In an effort which is more seen as promoting tourism than conservation, the Government with a few researchers and concerned stakeholders decided to import exotic african cheetah's to India in the name of restoring cheetah population. It is claimed by the proponents of this glorified african cheetah tourism project that relocating african cheetahs will have vital and far-reaching conservation consequences, which would aim to achieve a number of ecological objectives, including re-establishing the function role of cheetah within their historical range in India and improving the enhancing the livelihood options and economies of the local communities. Following the import of the 12 cheetahs in February, the plan is to translocate a further 12 annually for the next eight to 10 years. Scientific assessments will be undertaken periodically to inform such translocations.
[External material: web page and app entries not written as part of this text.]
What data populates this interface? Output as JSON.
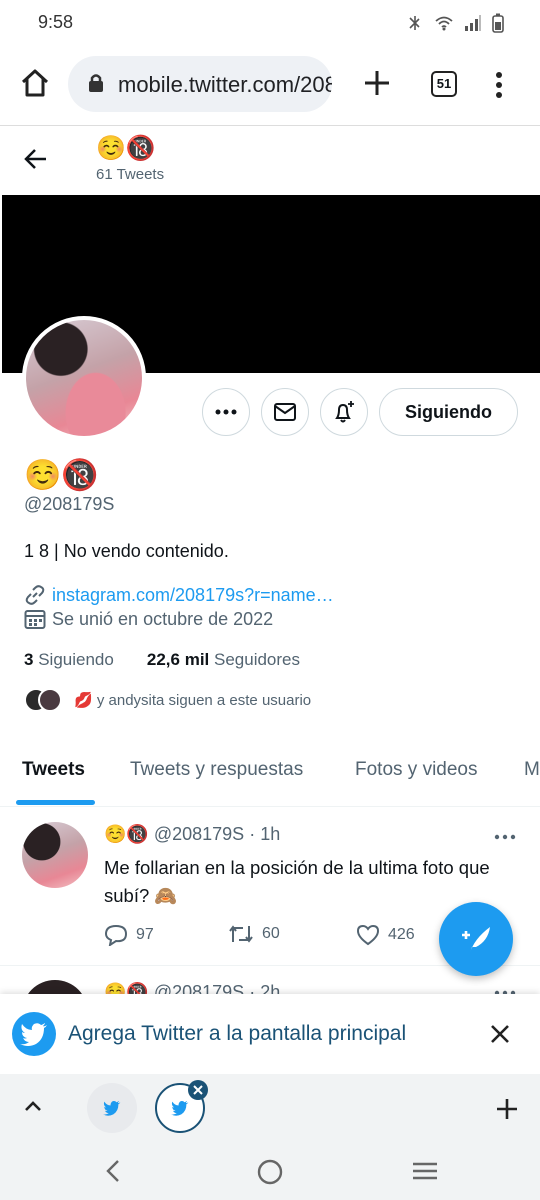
{
  "status": {
    "time": "9:58"
  },
  "browser": {
    "url": "mobile.twitter.com/208179S",
    "tab_count": "51"
  },
  "profile": {
    "header_name": "☺️🔞",
    "tweet_count": "61 Tweets",
    "display_name": "☺️🔞",
    "handle": "@208179S",
    "bio": "1 8 | No vendo contenido.",
    "link": "instagram.com/208179s?r=name…",
    "joined": "Se unió en octubre de 2022",
    "following_count": "3",
    "following_label": "Siguiendo",
    "followers_count": "22,6 mil",
    "followers_label": "Seguidores",
    "followed_by": "💋 y andysita siguen a este usuario",
    "follow_button": "Siguiendo"
  },
  "tabs": [
    "Tweets",
    "Tweets y respuestas",
    "Fotos y videos",
    "M"
  ],
  "tweets": [
    {
      "name": "☺️🔞",
      "handle": "@208179S",
      "time": "· 1h",
      "text": "Me follarian en la posición de la ultima foto que subí? 🙈",
      "replies": "97",
      "retweets": "60",
      "likes": "426"
    },
    {
      "name": "☺️🔞",
      "handle": "@208179S",
      "time": "· 2h"
    }
  ],
  "banner_prompt": {
    "text": "Agrega Twitter a la pantalla principal"
  },
  "colors": {
    "twitter_blue": "#1d9bf0",
    "text": "#0f1419",
    "muted": "#536471"
  }
}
Worldwide, cheetah numbers have declined from an estimated 15 000 adults in 1975 to a current global population of less than 7 000 individuals. In South Africa, the transition to democracy had substantial implications for wild cheetah conservation. The Game Theft Act (No. 105 of 1991) was responsible for a major change in land use from agriculture to ecotourism. Since 1994 cheetahs have been reintroduced into 63 newly established game reserves that currently support a combined metapopulation of 460 individuals. The Department of Fisheries, Forestry and the Environment has approved the export of up to 29 wild cheetah per annum to support conservation efforts for the species outside of the country.
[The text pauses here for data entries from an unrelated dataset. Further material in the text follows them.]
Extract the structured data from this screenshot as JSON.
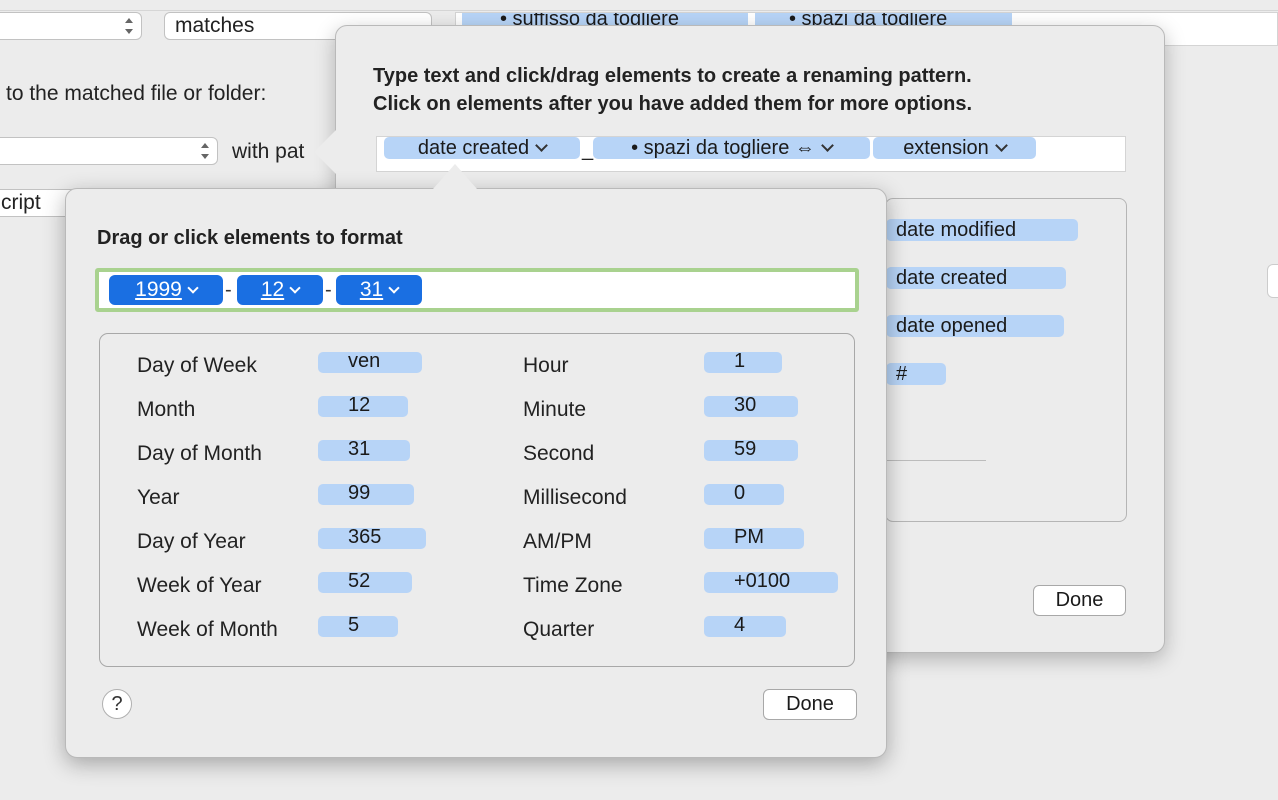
{
  "background": {
    "matches_select": "matches",
    "token_suffisso": "• suffisso da togliere",
    "token_spazi": "• spazi da togliere",
    "label_matched": "to the matched file or folder:",
    "label_with_pattern": "with pat",
    "label_script": "cript"
  },
  "rename_popover": {
    "instruction_line1": "Type text and click/drag elements to create a renaming pattern.",
    "instruction_line2": "Click on elements after you have added them for more options.",
    "pattern_tokens": [
      "date created",
      "• spazi da togliere ⇔",
      "extension"
    ],
    "pattern_separator": "_",
    "elements": [
      "date modified",
      "date created",
      "date opened",
      "#"
    ],
    "done_label": "Done"
  },
  "format_popover": {
    "title": "Drag or click elements to format",
    "format_tokens": [
      "1999",
      "12",
      "31"
    ],
    "separators": [
      "-",
      "-"
    ],
    "left_column": [
      {
        "label": "Day of Week",
        "sample": "ven"
      },
      {
        "label": "Month",
        "sample": "12"
      },
      {
        "label": "Day of Month",
        "sample": "31"
      },
      {
        "label": "Year",
        "sample": "99"
      },
      {
        "label": "Day of Year",
        "sample": "365"
      },
      {
        "label": "Week of Year",
        "sample": "52"
      },
      {
        "label": "Week of Month",
        "sample": "5"
      }
    ],
    "right_column": [
      {
        "label": "Hour",
        "sample": "1"
      },
      {
        "label": "Minute",
        "sample": "30"
      },
      {
        "label": "Second",
        "sample": "59"
      },
      {
        "label": "Millisecond",
        "sample": "0"
      },
      {
        "label": "AM/PM",
        "sample": "PM"
      },
      {
        "label": "Time Zone",
        "sample": "+0100"
      },
      {
        "label": "Quarter",
        "sample": "4"
      }
    ],
    "help_label": "?",
    "done_label": "Done"
  }
}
Concerted efforts were made to select the best possible cheetah for the reintroduction effort. All 12 cheetahs are wild born, have grown up amongst competing predators including lion, leopard, hyena and wild dogs. They are considered predator savvy and should respond appropriately when they encounter a new predator guild in India that includes tigers, leopards, wolves, dholes, striped hyena, and sloth bears. The Cheetahs were kindly made available by Phinda Game Reserve (3), Tswalu Kalahari Reserve (3), the Waterberg Biosphere (3), Kwandwe Game Reserve (2) and Mapesu Game Reserve (1) and their translocation is in line with IUCN Guidelines for Reintroductions and Other Conservation Translocation and in accordance with international veterinary standards and protocols.
This multi-disciplinary international programme is being coordinated by the Department of Forestry, Fisheries and the Environment (DFFE), the Department of International Relations and Cooperation (DIRCO) in collaboration with the South African National Biodiversity Institute (SANBI), South African National Parks (SANParks), The Cheetah Metapopulation Initiative, the Faculty of Veterinary Science of the University of Pretoria and the Endangered Wildlife Trust (EWT) in South Africa together with the Ministry of Environment, Forest and Climate Change of India, the High Commission of India, the National Tiger Conservation Authority (NTCA) and the Wildlife Institute of India (WII) and Madhya Pradesh Forest Department.
(This story has been filed with inputs from media statement issued by the Department of Forestry, Fisheries and the Environment, South Africa)
This media statement was issued by the Department of Forestry, Fisheries and the Environment, South Africa.